Task directions = Every line of the entries below that carries the string "JSON" should be copied.

(Component data from apps and pages)
****

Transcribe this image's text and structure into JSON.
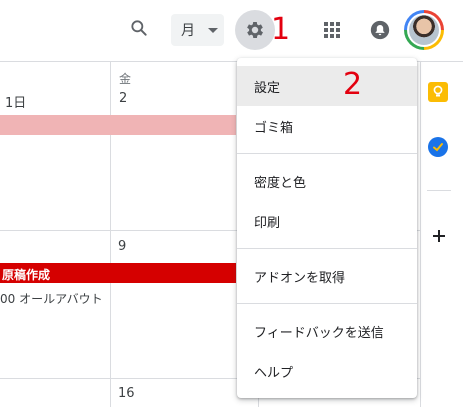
{
  "header": {
    "view_label": "月",
    "annotation_gear": "1",
    "annotation_settings": "2"
  },
  "calendar": {
    "day_headers": [
      {
        "dow": "",
        "date": "1日"
      },
      {
        "dow": "金",
        "date": "2"
      }
    ],
    "week_dates": [
      "9",
      "16"
    ],
    "events": {
      "red_bar": "原稿作成",
      "timed": "00 オールアバウト"
    }
  },
  "menu": {
    "group1": [
      "設定",
      "ゴミ箱"
    ],
    "group2": [
      "密度と色",
      "印刷"
    ],
    "group3": [
      "アドオンを取得"
    ],
    "group4": [
      "フィードバックを送信",
      "ヘルプ"
    ]
  },
  "colors": {
    "accent_red": "#d50000",
    "event_pink": "#f0b4b5",
    "annotation": "#e3000f",
    "keep_yellow": "#fbbc04",
    "tasks_blue": "#1a73e8"
  },
  "icons": [
    "search-icon",
    "chevron-down-icon",
    "gear-icon",
    "apps-grid-icon",
    "bell-icon",
    "avatar",
    "keep-icon",
    "tasks-icon",
    "plus-icon"
  ]
}
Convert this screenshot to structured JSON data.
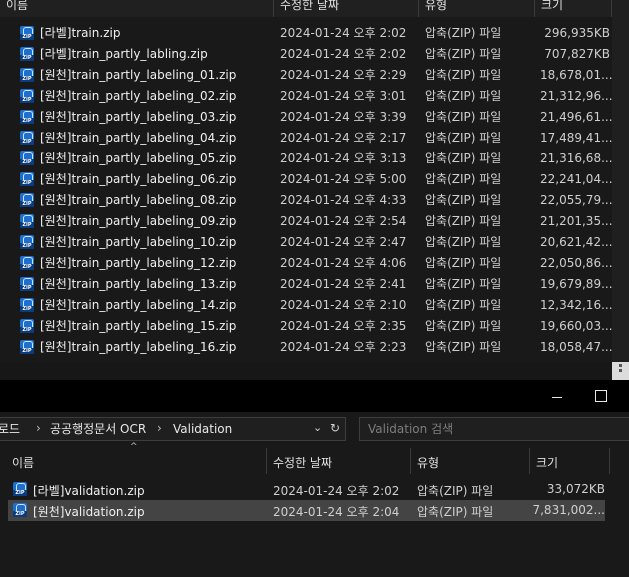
{
  "top_window": {
    "columns": {
      "name": "이름",
      "date": "수정한 날짜",
      "type": "유형",
      "size": "크기"
    },
    "files": [
      {
        "name": "[라벨]train.zip",
        "date": "2024-01-24 오후 2:02",
        "type": "압축(ZIP) 파일",
        "size": "296,935KB"
      },
      {
        "name": "[라벨]train_partly_labling.zip",
        "date": "2024-01-24 오후 2:02",
        "type": "압축(ZIP) 파일",
        "size": "707,827KB"
      },
      {
        "name": "[원천]train_partly_labeling_01.zip",
        "date": "2024-01-24 오후 2:29",
        "type": "압축(ZIP) 파일",
        "size": "18,678,01..."
      },
      {
        "name": "[원천]train_partly_labeling_02.zip",
        "date": "2024-01-24 오후 3:01",
        "type": "압축(ZIP) 파일",
        "size": "21,312,96..."
      },
      {
        "name": "[원천]train_partly_labeling_03.zip",
        "date": "2024-01-24 오후 3:39",
        "type": "압축(ZIP) 파일",
        "size": "21,496,61..."
      },
      {
        "name": "[원천]train_partly_labeling_04.zip",
        "date": "2024-01-24 오후 2:17",
        "type": "압축(ZIP) 파일",
        "size": "17,489,41..."
      },
      {
        "name": "[원천]train_partly_labeling_05.zip",
        "date": "2024-01-24 오후 3:13",
        "type": "압축(ZIP) 파일",
        "size": "21,316,68..."
      },
      {
        "name": "[원천]train_partly_labeling_06.zip",
        "date": "2024-01-24 오후 5:00",
        "type": "압축(ZIP) 파일",
        "size": "22,241,04..."
      },
      {
        "name": "[원천]train_partly_labeling_08.zip",
        "date": "2024-01-24 오후 4:33",
        "type": "압축(ZIP) 파일",
        "size": "22,055,79..."
      },
      {
        "name": "[원천]train_partly_labeling_09.zip",
        "date": "2024-01-24 오후 2:54",
        "type": "압축(ZIP) 파일",
        "size": "21,201,35..."
      },
      {
        "name": "[원천]train_partly_labeling_10.zip",
        "date": "2024-01-24 오후 2:47",
        "type": "압축(ZIP) 파일",
        "size": "20,621,42..."
      },
      {
        "name": "[원천]train_partly_labeling_12.zip",
        "date": "2024-01-24 오후 4:06",
        "type": "압축(ZIP) 파일",
        "size": "22,050,86..."
      },
      {
        "name": "[원천]train_partly_labeling_13.zip",
        "date": "2024-01-24 오후 2:41",
        "type": "압축(ZIP) 파일",
        "size": "19,679,89..."
      },
      {
        "name": "[원천]train_partly_labeling_14.zip",
        "date": "2024-01-24 오후 2:10",
        "type": "압축(ZIP) 파일",
        "size": "12,342,16..."
      },
      {
        "name": "[원천]train_partly_labeling_15.zip",
        "date": "2024-01-24 오후 2:35",
        "type": "압축(ZIP) 파일",
        "size": "19,660,03..."
      },
      {
        "name": "[원천]train_partly_labeling_16.zip",
        "date": "2024-01-24 오후 2:23",
        "type": "압축(ZIP) 파일",
        "size": "18,058,47..."
      }
    ]
  },
  "bottom_window": {
    "breadcrumb": [
      "로드",
      "공공행정문서 OCR",
      "Validation"
    ],
    "search_placeholder": "Validation 검색",
    "columns": {
      "name": "이름",
      "date": "수정한 날짜",
      "type": "유형",
      "size": "크기"
    },
    "files": [
      {
        "name": "[라벨]validation.zip",
        "date": "2024-01-24 오후 2:02",
        "type": "압축(ZIP) 파일",
        "size": "33,072KB",
        "selected": false
      },
      {
        "name": "[원천]validation.zip",
        "date": "2024-01-24 오후 2:04",
        "type": "압축(ZIP) 파일",
        "size": "7,831,002...",
        "selected": true
      }
    ]
  }
}
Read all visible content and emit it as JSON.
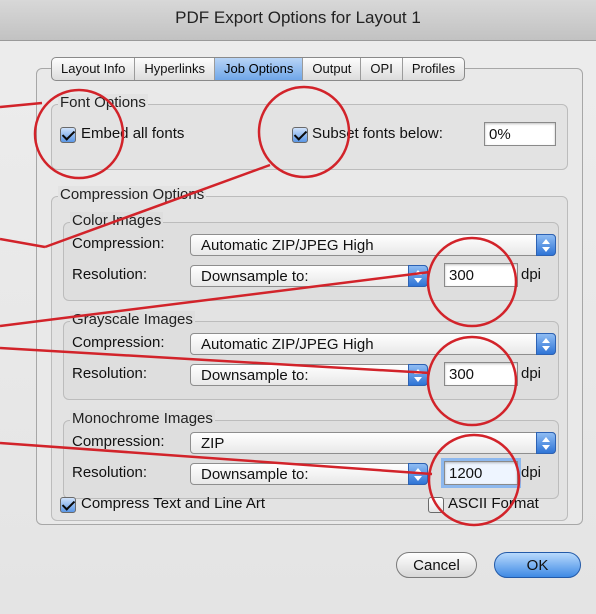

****

Response area =
Transcribe this image's text and structure into JSON.
Convert this screenshot to structured JSON data.
Read all visible content and emit it as JSON.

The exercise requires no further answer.